How long in advance do you have to check in for domestic flights in the US now? That’s where the big time hit has come in.
I will say that UK customs have recently become a lot more polite which helps!
I have no idea. As crew, I run on my own schedule when I’m non-revving or jumpseating from point to point. But I do like the be at the gate no later than 30 minutes before pushback.
Related: For some, hassles dim the appeal of air travel – USATODAY.com
Last week I took a commercial flight within the US. I went through security at one end with just my UK driving licence and a credit card (I remember the days when you didn’t even need that for a US flight) but coming back on the return journey – with no security line and about ten inspectors present – they told me that a non-US/Canadian driving licence was no good. Eeek. Should have brought my passport. When they asked me if I had any other ID, I was very very reluctant to show them my pilots licence. I thought that might not help my case at all. But they didn’t like my credit cards and the only other ID I had was a library card so I offered up the pilot’s licence expecting to be offered a one-way flight to Guantanamo. But no, it was like the old American Express adverts: ‘that will do nicely sir.’ Looking back, I suppose that a valid licence shows that you’ve been checked (at least if you are foreign with a US licence) by the FAA, CAA, TSA, DHS, your local embassy and who knows who else. Perhaps next time I should probably go through the crew lane! :)
I know someone who was quizzed for having his license to the extent that he pointed out a PPL wasn’t going to help him hijack the plane. I loved the thought of a terrorist making sure to carry a license to show he was qualified. :)

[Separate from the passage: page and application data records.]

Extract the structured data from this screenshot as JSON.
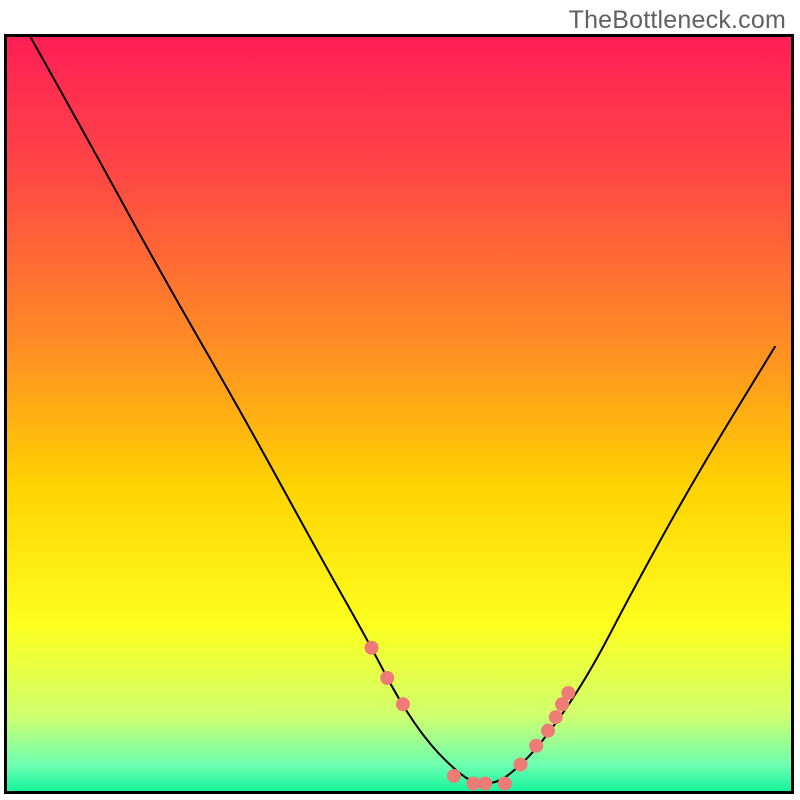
{
  "watermark": "TheBottleneck.com",
  "chart_data": {
    "type": "line",
    "title": "",
    "xlabel": "",
    "ylabel": "",
    "xlim": [
      0,
      100
    ],
    "ylim": [
      0,
      100
    ],
    "grid": false,
    "series": [
      {
        "name": "curve",
        "x": [
          3,
          10,
          20,
          30,
          40,
          46,
          50,
          54,
          58,
          60,
          62,
          64,
          68,
          74,
          80,
          88,
          98
        ],
        "y": [
          100,
          87,
          68,
          50,
          31,
          20,
          12,
          6,
          2,
          1,
          1,
          2,
          6,
          15,
          27,
          42,
          59
        ],
        "color": "#000000",
        "stroke_width": 2,
        "markers": false
      },
      {
        "name": "highlight-points",
        "x": [
          46.5,
          48.5,
          50.5,
          57,
          59.5,
          61,
          63.5,
          65.5,
          67.5,
          69,
          70,
          70.8,
          71.6
        ],
        "y": [
          19,
          15,
          11.5,
          2,
          1,
          1,
          1,
          3.5,
          6,
          8,
          9.8,
          11.5,
          13
        ],
        "color": "#ef7b77",
        "marker_radius": 7,
        "markers": true
      }
    ],
    "background_gradient": {
      "stops": [
        {
          "offset": 0.0,
          "color": "#ff1f56"
        },
        {
          "offset": 0.18,
          "color": "#ff4745"
        },
        {
          "offset": 0.4,
          "color": "#ff8a25"
        },
        {
          "offset": 0.6,
          "color": "#ffd400"
        },
        {
          "offset": 0.78,
          "color": "#fdff1e"
        },
        {
          "offset": 0.9,
          "color": "#d0ff6e"
        },
        {
          "offset": 0.965,
          "color": "#6dffb0"
        },
        {
          "offset": 1.0,
          "color": "#16f59d"
        }
      ]
    }
  }
}
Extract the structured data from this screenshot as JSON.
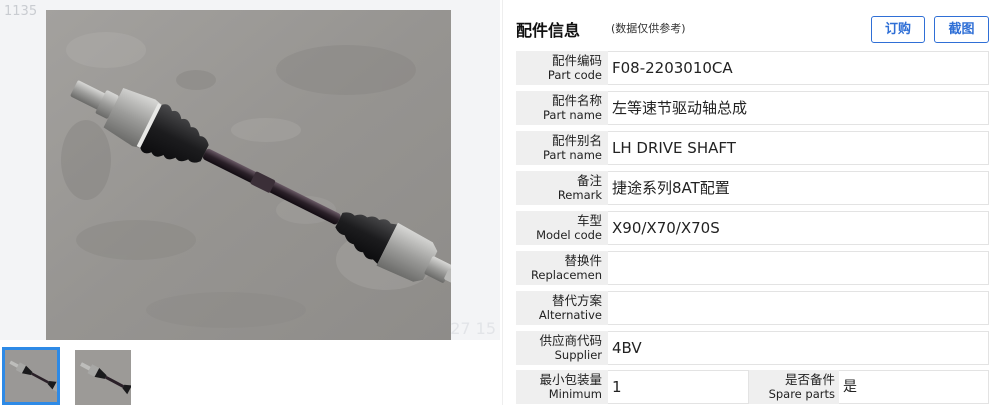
{
  "viewer": {
    "watermark_top": "1135",
    "watermark_bottom": "27  15",
    "main_image": "drive-shaft-photo",
    "thumbnails": [
      {
        "image": "drive-shaft-photo",
        "selected": true
      },
      {
        "image": "drive-shaft-photo",
        "selected": false
      }
    ]
  },
  "panel": {
    "title": "配件信息",
    "note": "(数据仅供参考)",
    "order_label": "订购",
    "screenshot_label": "截图",
    "rows": [
      {
        "label_cn": "配件编码",
        "label_en": "Part code",
        "value": "F08-2203010CA"
      },
      {
        "label_cn": "配件名称",
        "label_en": "Part name",
        "value": "左等速节驱动轴总成"
      },
      {
        "label_cn": "配件别名",
        "label_en": "Part name",
        "value": "LH DRIVE SHAFT"
      },
      {
        "label_cn": "备注",
        "label_en": "Remark",
        "value": "捷途系列8AT配置"
      },
      {
        "label_cn": "车型",
        "label_en": "Model code",
        "value": "X90/X70/X70S"
      },
      {
        "label_cn": "替换件",
        "label_en": "Replacemen",
        "value": ""
      },
      {
        "label_cn": "替代方案",
        "label_en": "Alternative",
        "value": ""
      },
      {
        "label_cn": "供应商代码",
        "label_en": "Supplier",
        "value": "4BV"
      }
    ],
    "last_row": {
      "label_cn": "最小包装量",
      "label_en": "Minimum",
      "value": "1",
      "label2_cn": "是否备件",
      "label2_en": "Spare parts",
      "value2": "是"
    }
  },
  "colors": {
    "accent": "#2f6fd6",
    "thumb_selected": "#2e8ae6",
    "label_bg": "#efefef",
    "concrete": "#9a9896"
  }
}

To be fair, this was directly after 9/11 and the Florida school was under fire, so his timing was bad.
Why do you have a US license?